Iran’s historic currency crisis is beginning to show serious effects on prices, imports, and utilities.

With internal economic problems accentuated by fears of widespread US sanctions and an American withdrawal from the July 2015 nuclear deal, the Iranian rial broke its historic low of 45,000:1 v. the US dollar earlier this year. Within weeks, it plummeted another 25% to reach 61,000:1.

The Government has been unable to check the slide with a rise in interest rates and arrests of unofficial currency dealers. Two weeks ago, it unified the official and open-market rates at 42,000:1; however, many currency exchanges closed rather than sell foreign currency at the new level, with long lines of people for small amounts of money from official exchange outlets.

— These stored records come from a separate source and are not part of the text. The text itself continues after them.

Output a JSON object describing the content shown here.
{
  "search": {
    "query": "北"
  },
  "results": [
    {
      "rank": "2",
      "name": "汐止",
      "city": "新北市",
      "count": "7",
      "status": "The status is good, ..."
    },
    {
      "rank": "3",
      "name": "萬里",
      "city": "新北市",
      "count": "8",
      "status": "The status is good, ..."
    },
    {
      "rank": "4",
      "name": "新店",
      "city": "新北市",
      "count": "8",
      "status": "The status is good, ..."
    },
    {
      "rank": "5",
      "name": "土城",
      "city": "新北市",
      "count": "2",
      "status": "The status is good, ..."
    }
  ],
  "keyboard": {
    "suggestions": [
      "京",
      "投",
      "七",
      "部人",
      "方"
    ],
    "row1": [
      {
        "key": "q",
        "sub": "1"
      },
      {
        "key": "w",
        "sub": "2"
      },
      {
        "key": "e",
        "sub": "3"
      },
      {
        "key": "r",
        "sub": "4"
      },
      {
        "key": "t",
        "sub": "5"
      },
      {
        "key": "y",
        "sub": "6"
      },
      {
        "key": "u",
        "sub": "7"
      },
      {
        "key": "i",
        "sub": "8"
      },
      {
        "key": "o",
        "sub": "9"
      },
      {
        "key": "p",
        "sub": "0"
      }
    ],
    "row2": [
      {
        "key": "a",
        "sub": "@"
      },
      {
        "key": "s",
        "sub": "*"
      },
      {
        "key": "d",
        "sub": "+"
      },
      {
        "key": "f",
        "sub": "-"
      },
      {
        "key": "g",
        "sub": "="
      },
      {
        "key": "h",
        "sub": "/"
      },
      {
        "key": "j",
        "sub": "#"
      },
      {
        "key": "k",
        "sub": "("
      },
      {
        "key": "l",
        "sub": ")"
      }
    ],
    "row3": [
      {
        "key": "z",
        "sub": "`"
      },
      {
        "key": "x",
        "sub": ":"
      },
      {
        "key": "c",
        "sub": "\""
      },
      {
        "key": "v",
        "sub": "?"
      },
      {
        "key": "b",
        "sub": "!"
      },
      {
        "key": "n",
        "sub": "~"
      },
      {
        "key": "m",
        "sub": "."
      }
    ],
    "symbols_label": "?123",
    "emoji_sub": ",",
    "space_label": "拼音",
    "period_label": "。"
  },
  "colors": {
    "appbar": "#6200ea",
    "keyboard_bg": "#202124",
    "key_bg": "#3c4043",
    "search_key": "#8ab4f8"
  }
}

See Iran Daily, April 20: Supreme Leader Blames Currency Crisis on “Enemy”, Calls for “Intelligence War”

Iranian media reported last weekend that the import of vehicles has stopped, as the Iranian Customs Administration announced that the imports dropped 77% in the past month, compared to the same period last year.

Farhad Ehteshamzadeh, an official at the vehicle importers union, said no applications have been registered for his union’s members after the new rate was announced on April 10.

Ehteshamzadeh said the problem has been compounded because the government has not issued any directive to the banks about selling foreign currency to importers.

He also noted that, with the Government declaring a switch from the dollar to the Euro as the official reporting currency, every US dollar will actually cost importers 48,500 rials because of conversion fees.

Mohammad Tahanpour, the chairman of the home appliance importers’ union, said the price of home appliances has risen 7% in the past week. He said that, although there are also other factors, the rising price of foreign currencies is the key factors.

Travel agents have also complained that limitations and ambiguities in the new policy are restricting their business.

The union of electrical industries issued another warning, saying that supply may not be economically viable in the new currency conditions. The outcome will be power cuts and blackouts throughout Iran, the union said.

The union called on the Energy Minister to raise support for 100 of their contracts.

Iran’s leaders continued to put out assurances despite the looming issues. President Hassan Rouhani promised importers to “rest assured as the foreign currency they need would be supplied by the government”.

Vice-President Es’haq Jahangiri added. “The government has taken measures to prevent any rise in the price of essential commodities and medicine.” He said the government will introduce a “unified center to manage foreign currency affairs”, ensuring a stable rate and supply.